This week we unveiled the name of our new trading company which will take over the running of key services from April, including bin collections.
In just over two weeks, you will see refuse lorries emblazoned with the name Aragon Direct Services down your street, writes Peterborough City Council leader cllr John Holdich.
Bin collection schedules and services will remain the same, and will continue to be delivered by the same team of frontline staff - there will be little obvious change other than the name.
The difference will be seen in our ability to commercialise the service, so in effect making money by providing services for businesses and other organisations locally and further afield.

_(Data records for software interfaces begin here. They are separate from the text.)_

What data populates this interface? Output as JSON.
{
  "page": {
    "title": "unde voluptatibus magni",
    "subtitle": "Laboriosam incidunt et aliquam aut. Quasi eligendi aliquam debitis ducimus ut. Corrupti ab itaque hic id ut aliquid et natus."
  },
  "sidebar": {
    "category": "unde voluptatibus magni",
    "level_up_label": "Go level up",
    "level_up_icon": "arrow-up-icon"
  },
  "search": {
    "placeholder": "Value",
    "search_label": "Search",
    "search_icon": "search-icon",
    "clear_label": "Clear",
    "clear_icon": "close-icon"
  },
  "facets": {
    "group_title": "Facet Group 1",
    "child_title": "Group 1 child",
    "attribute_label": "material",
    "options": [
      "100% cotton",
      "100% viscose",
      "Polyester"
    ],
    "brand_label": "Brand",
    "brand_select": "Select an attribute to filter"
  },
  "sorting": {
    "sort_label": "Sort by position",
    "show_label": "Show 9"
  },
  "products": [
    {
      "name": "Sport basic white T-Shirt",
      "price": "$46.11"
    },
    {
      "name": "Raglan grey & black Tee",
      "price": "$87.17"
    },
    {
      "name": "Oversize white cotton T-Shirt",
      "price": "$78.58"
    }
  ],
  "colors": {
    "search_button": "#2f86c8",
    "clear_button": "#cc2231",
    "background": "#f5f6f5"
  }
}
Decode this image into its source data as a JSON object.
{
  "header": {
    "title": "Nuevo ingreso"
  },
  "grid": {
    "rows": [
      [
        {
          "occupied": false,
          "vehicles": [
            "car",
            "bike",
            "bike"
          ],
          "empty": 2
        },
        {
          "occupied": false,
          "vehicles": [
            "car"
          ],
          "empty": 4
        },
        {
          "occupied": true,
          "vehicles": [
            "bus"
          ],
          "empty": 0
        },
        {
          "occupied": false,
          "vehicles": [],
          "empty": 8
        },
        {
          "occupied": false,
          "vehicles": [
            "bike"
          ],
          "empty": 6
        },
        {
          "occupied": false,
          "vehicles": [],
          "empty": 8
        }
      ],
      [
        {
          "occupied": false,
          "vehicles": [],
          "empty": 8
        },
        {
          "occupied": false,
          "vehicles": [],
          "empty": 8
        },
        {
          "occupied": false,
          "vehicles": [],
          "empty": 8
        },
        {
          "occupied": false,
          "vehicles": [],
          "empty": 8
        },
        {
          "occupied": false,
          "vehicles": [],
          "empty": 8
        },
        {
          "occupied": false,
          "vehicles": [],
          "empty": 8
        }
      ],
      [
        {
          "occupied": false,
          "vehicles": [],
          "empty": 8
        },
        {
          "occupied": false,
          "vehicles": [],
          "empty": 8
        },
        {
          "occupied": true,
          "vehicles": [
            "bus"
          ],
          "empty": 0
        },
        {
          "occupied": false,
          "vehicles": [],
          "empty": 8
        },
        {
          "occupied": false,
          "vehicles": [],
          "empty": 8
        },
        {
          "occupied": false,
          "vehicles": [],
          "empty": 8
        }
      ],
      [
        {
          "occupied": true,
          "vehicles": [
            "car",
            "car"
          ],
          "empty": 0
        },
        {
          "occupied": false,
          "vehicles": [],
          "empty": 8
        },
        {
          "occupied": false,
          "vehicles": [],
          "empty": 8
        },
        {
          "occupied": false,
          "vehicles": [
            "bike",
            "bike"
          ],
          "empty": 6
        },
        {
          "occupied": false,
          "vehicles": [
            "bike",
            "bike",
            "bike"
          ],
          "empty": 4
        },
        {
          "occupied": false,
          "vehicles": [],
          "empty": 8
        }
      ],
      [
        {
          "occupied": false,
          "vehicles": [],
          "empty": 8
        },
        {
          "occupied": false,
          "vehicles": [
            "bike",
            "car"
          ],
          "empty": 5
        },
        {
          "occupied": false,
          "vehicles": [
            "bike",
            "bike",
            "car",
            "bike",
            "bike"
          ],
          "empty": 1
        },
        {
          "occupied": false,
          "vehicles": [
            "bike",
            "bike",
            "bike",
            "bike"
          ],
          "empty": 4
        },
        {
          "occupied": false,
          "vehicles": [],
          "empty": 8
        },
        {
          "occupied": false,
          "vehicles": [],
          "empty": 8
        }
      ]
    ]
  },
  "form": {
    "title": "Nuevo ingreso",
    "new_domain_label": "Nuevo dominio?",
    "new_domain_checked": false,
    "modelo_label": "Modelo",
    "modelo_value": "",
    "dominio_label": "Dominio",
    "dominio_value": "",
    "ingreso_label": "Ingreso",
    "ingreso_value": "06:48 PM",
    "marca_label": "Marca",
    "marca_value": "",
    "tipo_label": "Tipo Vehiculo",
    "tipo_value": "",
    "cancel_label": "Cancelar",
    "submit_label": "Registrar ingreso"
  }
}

The council has constraints on how much profit it can make from commercial operations - this private limited company will allow us more freedom to trade and generate income to help ease the financial pressure that the council is under.
It will also give better value for money and offer more flexibility to our residents. For example, if we get a wet summer and we need to cut our grass more frequently, this can be arranged more easily than if through an outsourced contract.
Our cleaners transferred over to the new company in February, and on 1 April they will be followed by the refuse collection team and specialist school transport. Street cleaning, grounds and building maintenance services will then follow in May.
Every so often, I remind myself why I’ve spent so much of my life serving people as a councillor. It’s a desire to help people and improve their lives.
Cabinet members recently approved the first draft of a new Corporate Strategy for the council, which sets out how we will do just that, improve lives, in the next few years. The plan includes three priority areas: ensuring people have pride in their communities and environment; first rate futures for children and young people - and quality support for adults and the elderly; and better jobs and quality homes.
We are a well managed council, facing unprecedented challenges, but also new opportunities. Our new strategy sets out the results that we believe are important to local people, and the things we need to do to improve people’s lives.
Over the coming months we want to talk to people about what matters to them, to hear what you think, and make sure that we are focused on the right things. I’ll update you when you can get involved.
If you’re a parliamentary voter for the Peterborough Constituency you should receive a letter by the end of this week informing you of your right to sign a recall petition which launches on Tuesday.
Last week, the council received official notification from the Speaker of the House of Commons, John Bercow MP, that MP Fiona Onasanya is the subject of a recall petition. Residents will have six weeks to sign the petition which closes at 5pm on May 1.
If 10 per cent of those entitled to vote at a Parliamentary election which is 6,967, sign the petition, the MP would lose her seat and a by-election will be triggered.
It’s a costly thing to organise, estimated to be in the region of £500,000, but luckily we are able to claim that back from the government.
Rarely does a week go by without a news story about a high street chain struggling to survive. It’s a sign of the times, with more of us choosing to shop online.
If you’re a regular reader of this column you will know that I am a fan of using the high street, and will often take this route over online when looking for a gift.
So, I was pleased to learn that a new campaign day, High Street Saturday, will take place this weekend.
High Street Saturday is a chance for local people to come together to support their high streets and pledge to shop locally.
You can also share photos and messages online using #HighStreetSaturday.